Labour’s victory in 1997 was one of the happiest days of my life, and it brought many achievements to be proud of, not least extending civil rights for minority groups, the minimum wage, the family friendly policies that saw vast improvements for women and children, and significant investment in our public infrastructure and the NHS. But that first Labour government, with its huge parliamentary majority, did nothing to alter the legal superstructure that allows for the skewed accrual of wealth and power in our society. Tony Blair even boasted that Britain’s labour laws were the most restrictive in Europe.

Today, thanks to those laws, it is hard for any employer to fail to get an injunction against a contemplated strike – even a fully balloted and mandated strike. It is no exaggeration to say that the right to strike in this, the first country of free trade unionism, was and is hanging by a thread. Should there be a Conservative majority in May, there will be a new attack on trade union rights and democracy. The bar for a strike ballot will be raised to a level that hardly any MPs would reach in their own constituencies, by a government that has refused our requests to use modern, more effective balloting methods.

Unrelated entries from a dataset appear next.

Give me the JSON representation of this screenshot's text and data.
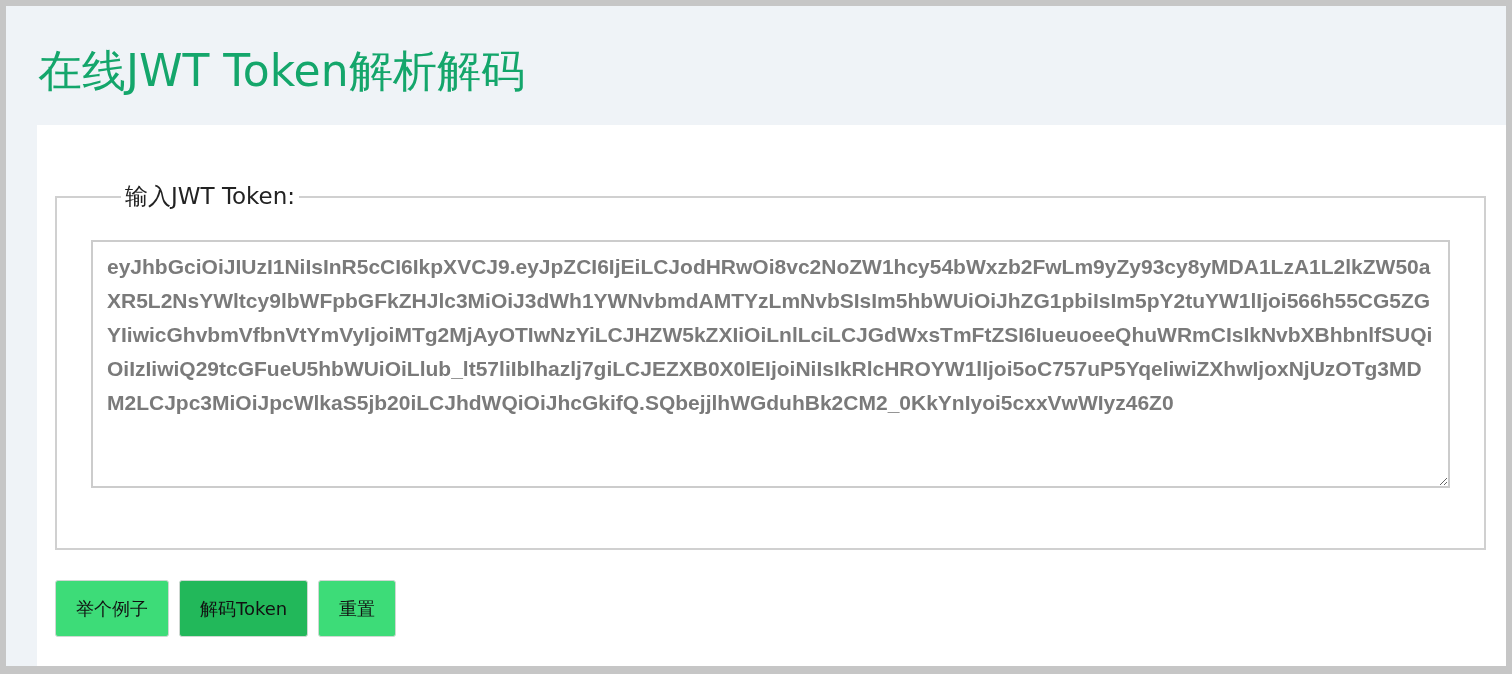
{
  "title": "在线JWT Token解析解码",
  "input": {
    "legend": "输入JWT Token:",
    "value": "eyJhbGciOiJIUzI1NiIsInR5cCI6IkpXVCJ9.eyJpZCI6IjEiLCJodHRwOi8vc2NoZW1hcy54bWxzb2FwLm9yZy93cy8yMDA1LzA1L2lkZW50aXR5L2NsYWltcy9lbWFpbGFkZHJlc3MiOiJ3dWh1YWNvbmdAMTYzLmNvbSIsIm5hbWUiOiJhZG1pbiIsIm5pY2tuYW1lIjoi566h55CG5ZGYIiwicGhvbmVfbnVtYmVyIjoiMTg2MjAyOTIwNzYiLCJHZW5kZXIiOiLnlLciLCJGdWxsTmFtZSI6IueuoeeQhuWRmCIsIkNvbXBhbnlfSUQiOiIzIiwiQ29tcGFueU5hbWUiOiLlub_lt57liIblhazlj7giLCJEZXB0X0lEIjoiNiIsIkRlcHROYW1lIjoi5oC757uP5YqeIiwiZXhwIjoxNjUzOTg3MDM2LCJpc3MiOiJpcWlkaS5jb20iLCJhdWQiOiJhcGkifQ.SQbejjlhWGduhBk2CM2_0KkYnIyoi5cxxVwWIyz46Z0"
  },
  "buttons": [
    {
      "label": "举个例子",
      "active": false
    },
    {
      "label": "解码Token",
      "active": true
    },
    {
      "label": "重置",
      "active": false
    }
  ]
}
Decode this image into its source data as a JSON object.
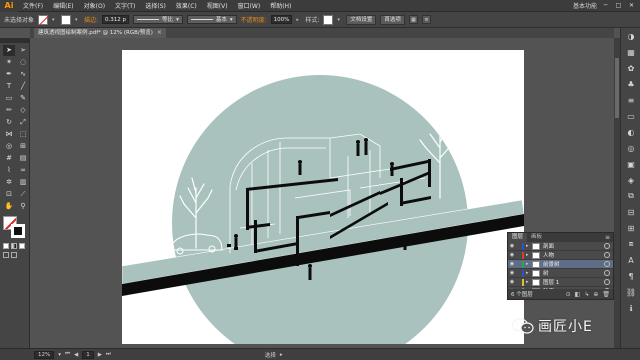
{
  "app": {
    "logo": "Ai",
    "menus": [
      "文件(F)",
      "编辑(E)",
      "对象(O)",
      "文字(T)",
      "选择(S)",
      "效果(C)",
      "视图(V)",
      "窗口(W)",
      "帮助(H)"
    ],
    "workspace": "基本功能"
  },
  "control_bar": {
    "selection": "未选择对象",
    "stroke_label": "描边:",
    "stroke_weight": "0.312 p",
    "profile_label": "等比",
    "brush_label": "基本",
    "opacity_label": "不透明度:",
    "opacity_value": "100%",
    "style_label": "样式:",
    "doc_setup_button": "文档设置",
    "prefs_button": "首选项"
  },
  "document": {
    "tab_title": "建筑透视图绘制案例.pdf* @ 12% (RGB/预览)"
  },
  "layers_panel": {
    "tabs": [
      "图层",
      "画板"
    ],
    "layers": [
      {
        "name": "剖面",
        "color": "#2a52d6"
      },
      {
        "name": "人物",
        "color": "#d63c3c"
      },
      {
        "name": "前景树",
        "color": "#2ba64a"
      },
      {
        "name": "树",
        "color": "#2a52d6"
      },
      {
        "name": "图层 1",
        "color": "#d6c42a"
      },
      {
        "name": "轮廓",
        "color": "#2aa6d6"
      }
    ],
    "selected_index": 2,
    "footer": "6 个图层"
  },
  "status_bar": {
    "zoom": "12%",
    "artboard": "1",
    "tool": "选择"
  },
  "watermark": {
    "text": "画匠小E"
  },
  "colors": {
    "circle": "#a9c2bd",
    "artboard": "#ffffff",
    "ground": "#0c0c0c",
    "accent_orange": "#e58a1f"
  }
}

Agency labour scabs will be licensed to break strikes. Restrictions imposed on our campaigning role in the Lobbying Act will be followed by laws to make picketing nigh on impossible, too, attacking our ability to put pressure on an abusive employer in defence of our members.
It’s tempting to see this as simply a reversion to type by the Tories but that’s only half the story. The attack on trade unions is Tory core practice because they are well aware that they can get away with their desired assault on our national fabric only if they neuter any potential opposition, and the trade unions above all. They want to reduce us to the role of concerned spectators while they tear to bits every advance that working people have secured, every protection we have built up. Against that background, should the law, when made by an elected parliament rather than a despot or a dictatorship, be respected under all circumstances?

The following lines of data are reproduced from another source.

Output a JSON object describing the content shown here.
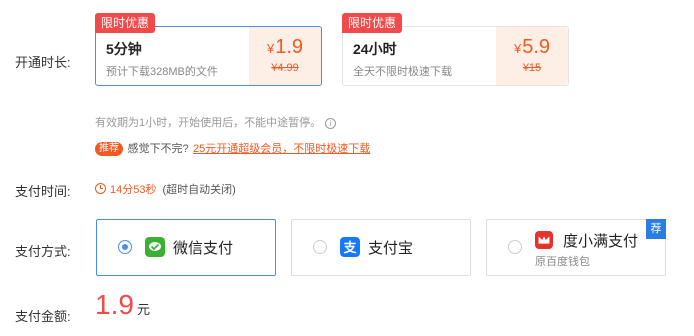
{
  "duration": {
    "label": "开通时长:",
    "plans": [
      {
        "badge": "限时优惠",
        "name": "5分钟",
        "desc": "预计下载328MB的文件",
        "price": "1.9",
        "original": "¥4.99",
        "selected": true
      },
      {
        "badge": "限时优惠",
        "name": "24小时",
        "desc": "全天不限时极速下载",
        "price": "5.9",
        "original": "¥15",
        "selected": false
      }
    ],
    "currency_symbol": "¥",
    "validity_note": "有效期为1小时，开始使用后，不能中途暂停。",
    "promo": {
      "badge": "推荐",
      "text": "感觉下不完?",
      "link": "25元开通超级会员，不限时极速下载"
    }
  },
  "pay_time": {
    "label": "支付时间:",
    "countdown": "14分53秒",
    "note": "(超时自动关闭)"
  },
  "pay_method": {
    "label": "支付方式:",
    "options": [
      {
        "name": "微信支付",
        "icon": "wechat-pay-icon",
        "selected": true,
        "color": "#3cb034"
      },
      {
        "name": "支付宝",
        "icon": "alipay-icon",
        "selected": false,
        "color": "#1677ff"
      },
      {
        "name": "度小满支付",
        "sub": "原百度钱包",
        "icon": "duxiaoman-icon",
        "selected": false,
        "badge": "荐",
        "color": "#e8322d"
      }
    ]
  },
  "amount": {
    "label": "支付金额:",
    "value": "1.9",
    "unit": "元"
  },
  "colors": {
    "accent": "#f05a22",
    "badge_red": "#f04a4a",
    "select_blue": "#4b8eea"
  }
}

To take a stark example, before 1967 any man who slept with another man was breaking the law, as made by an elected parliament. Who, today, would dare to say that they were criminals, or that they should have been obliged to obey a law that, however democratically sanctioned, represented no more than the prejudice of ages? A more recent example: when Margaret Thatcher criminalised trade unionism at GCHQ, would any employee there who, in secret, maintained his or her trade union membership, be a criminal? Were they not right to break that law while it was in force?
It was, of course, a Tory, and eminent lawyer, Quintin Hogg (Lord Hailsham) who first warned of “elective dictatorship”, of a majority imposing its views – ignorant ones in the case of both gay rights and trade unionists as a security risk – on a vulnerable minority. People have intrinsic rights that can sometimes be violated, even by democratically elected legislatures. The right of working people to combine, to organise, is one of them.

If partisan legislation designed to push the legitimate democratic work of trade unions outside of the law is driven through parliament then we, in Unite, will not go gently into the night. We will rage against the dying of the light. We will drive forward with modern technology and use it to increase turnouts in our ballots without being shackled by prescriptions – such as postal ballots – imposed in another age. We are not going to let the Tories destroy our democracy by shackling us to archaic procedures.

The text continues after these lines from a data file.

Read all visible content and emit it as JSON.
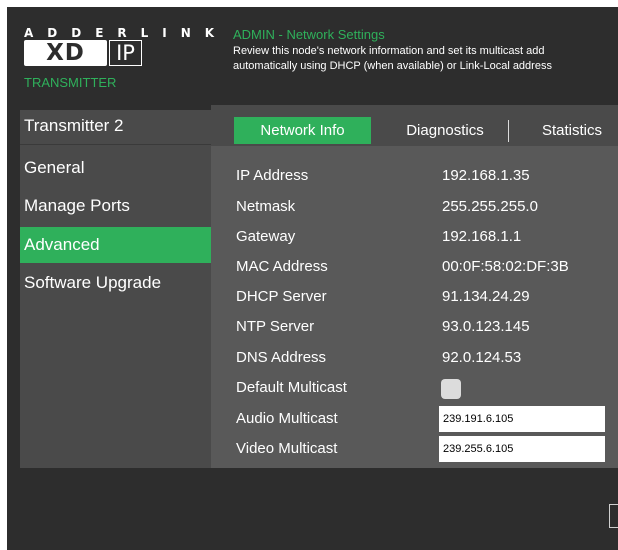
{
  "brand": {
    "wordmark": "ADDERLINK",
    "logo_xd": "XD",
    "logo_ip": "IP",
    "device_type": "TRANSMITTER"
  },
  "header": {
    "title": "ADMIN - Network Settings",
    "description_line1": "Review this node's network information and set its multicast add",
    "description_line2": "automatically using DHCP (when available) or Link-Local address"
  },
  "sidebar": {
    "node_name": "Transmitter 2",
    "items": [
      {
        "label": "General",
        "active": false
      },
      {
        "label": "Manage Ports",
        "active": false
      },
      {
        "label": "Advanced",
        "active": true
      },
      {
        "label": "Software Upgrade",
        "active": false
      }
    ]
  },
  "tabs": [
    {
      "label": "Network Info",
      "active": true
    },
    {
      "label": "Diagnostics",
      "active": false
    },
    {
      "label": "Statistics",
      "active": false
    }
  ],
  "network_info": {
    "ip_address": {
      "label": "IP Address",
      "value": "192.168.1.35"
    },
    "netmask": {
      "label": "Netmask",
      "value": "255.255.255.0"
    },
    "gateway": {
      "label": "Gateway",
      "value": "192.168.1.1"
    },
    "mac_address": {
      "label": "MAC Address",
      "value": "00:0F:58:02:DF:3B"
    },
    "dhcp_server": {
      "label": "DHCP Server",
      "value": "91.134.24.29"
    },
    "ntp_server": {
      "label": "NTP Server",
      "value": "93.0.123.145"
    },
    "dns_address": {
      "label": "DNS Address",
      "value": "92.0.124.53"
    },
    "default_multicast": {
      "label": "Default Multicast",
      "checked": false
    },
    "audio_multicast": {
      "label": "Audio Multicast",
      "value": "239.191.6.105"
    },
    "video_multicast": {
      "label": "Video Multicast",
      "value": "239.255.6.105"
    }
  },
  "colors": {
    "accent": "#2fb05b",
    "background": "#2d2d2d",
    "sidebar": "#4a4a4a",
    "panel": "#595959"
  }
}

A union’s job is to fight for working people’s rights. If, in the year in which we mark the anniversary of Magna Carta, the government wants to challenge fundamental rights of the citizen, then I believe they will be facing not just the trade union movement, but a huge section of our civil society. When the law is misguided, when it oppresses the people and removes their freedoms, can we respect it? I am not really posing the question. I’m giving you the answer. It ain’t going to happen.

By Len McCluskey

In Solidarity